• R 3. modus ponens 1,2
• (QR)→R 4. deduction from 2 to 3
• Q→((QR)→R) 5. deduction from 1 to 4 QED

Second, we convert the inner deduction to an axiomatic proof:

• (QR)→(QR) 1. theorem schema (AA)
• ((QR)→(QR))→(((QR)→Q)→((QR)→R)) 2. axiom 2
• ((QR)→Q)→((QR)→R) 3. modus ponens 1,2
• Q→((QR)→Q) 4. axiom 1
• Q 5. hypothesis
• (QR)→Q 6. modus ponens 5,4
• (QR)→R 7. modus ponens 6,3
• Q→((QR)→R) 8. deduction from 5 to 7 QED

Third, we convert the outer deduction to an axiomatic proof:

• (QR)→(QR) 1. theorem schema (AA)
• ((QR)→(QR))→(((QR)→Q)→((QR)→R)) 2. axiom 2
• ((QR)→Q)→((QR)→R) 3. modus ponens 1,2
• Q→((QR)→Q) 4. axiom 1
• [((QR)→Q)→((QR)→R)]→[Q→(((QR)→Q)→((QR)→R))] 5. axiom 1
• Q→(((QR)→Q)→((QR)→R)) 6. modus ponens 3,5
• [Q→(((QR)→Q)→((QR)→R))]→([Q→((QR)→Q)]→[Q→((QR)→R))]) 7. axiom 2
• [Q→((QR)→Q)]→[Q→((QR)→R))] 8. modus ponens 6,7
• Q→((QR)→R)) 9. modus ponens 4,8 QED

These three steps can be stated succinctly using the Curry–Howard correspondence:

• first, in lambda calculus, the function f = λa. λb. b a has type q → (qr) → r
• second, by lambda elimination on b, f = λa. s i (k a)
• third, by lambda elimination on a, f = s (k (s i)) k

## Paraconsistent deduction theorem

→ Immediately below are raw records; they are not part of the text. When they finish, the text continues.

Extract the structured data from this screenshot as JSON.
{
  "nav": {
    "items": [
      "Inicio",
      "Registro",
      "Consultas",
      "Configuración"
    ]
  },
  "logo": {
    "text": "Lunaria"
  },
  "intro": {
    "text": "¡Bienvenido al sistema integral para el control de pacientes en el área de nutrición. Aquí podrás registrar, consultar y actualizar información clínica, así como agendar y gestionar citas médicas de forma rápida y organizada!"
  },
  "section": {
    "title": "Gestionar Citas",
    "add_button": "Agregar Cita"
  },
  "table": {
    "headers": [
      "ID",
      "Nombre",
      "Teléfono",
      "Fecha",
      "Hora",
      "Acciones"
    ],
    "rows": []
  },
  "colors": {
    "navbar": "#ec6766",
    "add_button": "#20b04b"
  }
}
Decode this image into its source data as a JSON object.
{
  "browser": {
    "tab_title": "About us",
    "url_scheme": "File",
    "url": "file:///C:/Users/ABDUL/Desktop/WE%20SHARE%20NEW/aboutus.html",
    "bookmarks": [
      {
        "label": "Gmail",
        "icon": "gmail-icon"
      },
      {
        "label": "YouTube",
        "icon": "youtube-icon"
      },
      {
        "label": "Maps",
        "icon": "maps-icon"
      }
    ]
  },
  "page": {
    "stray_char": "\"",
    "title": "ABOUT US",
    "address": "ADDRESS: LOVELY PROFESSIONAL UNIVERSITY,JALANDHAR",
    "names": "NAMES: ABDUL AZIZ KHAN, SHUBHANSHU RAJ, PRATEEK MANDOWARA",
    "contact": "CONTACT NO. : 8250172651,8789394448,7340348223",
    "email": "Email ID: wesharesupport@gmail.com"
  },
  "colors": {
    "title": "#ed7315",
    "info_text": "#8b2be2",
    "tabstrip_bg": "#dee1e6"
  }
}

The deduction theorem described above holds in some versions of paraconsistent logic. Usually the classical deduction theorem does not hold in paraconsistent logic. However, the following "two-way deduction theorem" does hold in one form of paraconsistent logic:[4]

${\displaystyle \vdash E\rightarrow F}$ if and only if (${\displaystyle E\vdash F}$ and ${\displaystyle \neg F\vdash \neg E}$)

that requires the contrapositive inference to hold in addition to the requirement of the classical deduction theorem.

## The resolution theorem

The resolution theorem is the converse of the deduction theorem. It follows immediately from modus ponens which is the elimination rule for implication.

## Notes

1. Kleene 1967, p. 39, 112; Shoenfield 1967, p. 33
2. An explicit verification of this result may be found in https://github.com/georgydunaev/VerifiedMathFoundations/blob/master/SHEN.v
3. Kohlenbach 2008, p. 148
4. Hewitt 2008

## References

• Carl Hewitt (2008), "ORGs for Scalable, Robust, Privacy-Friendly Client Cloud Computing", IEEE Internet Computing, 12 (5): 96–99, doi:10.1109/MIC.2008.107. September/October 2008
• Kohlenbach, Ulrich (2008), Applied proof theory: proof interpretations and their use in mathematics, Springer Monographs in Mathematics, Berlin, New York: Springer-Verlag, ISBN 978-3-540-77532-4, MR 2445721
• Kleene, Stephen Cole (2002) [1967], Mathematical logic, New York: Dover Publications, ISBN 978-0-486-42533-7, MR 1950307
• Rautenberg, Wolfgang (2010), A Concise Introduction to Mathematical Logic (3rd ed.), New York: Springer Science+Business Media, doi:10.1007/978-1-4419-1221-3, ISBN 978-1-4419-1220-6.
• Shoenfield, Joseph R. (2001) [1967], Mathematical Logic (2nd ed.), A K Peters, ISBN 978-1-56881-135-2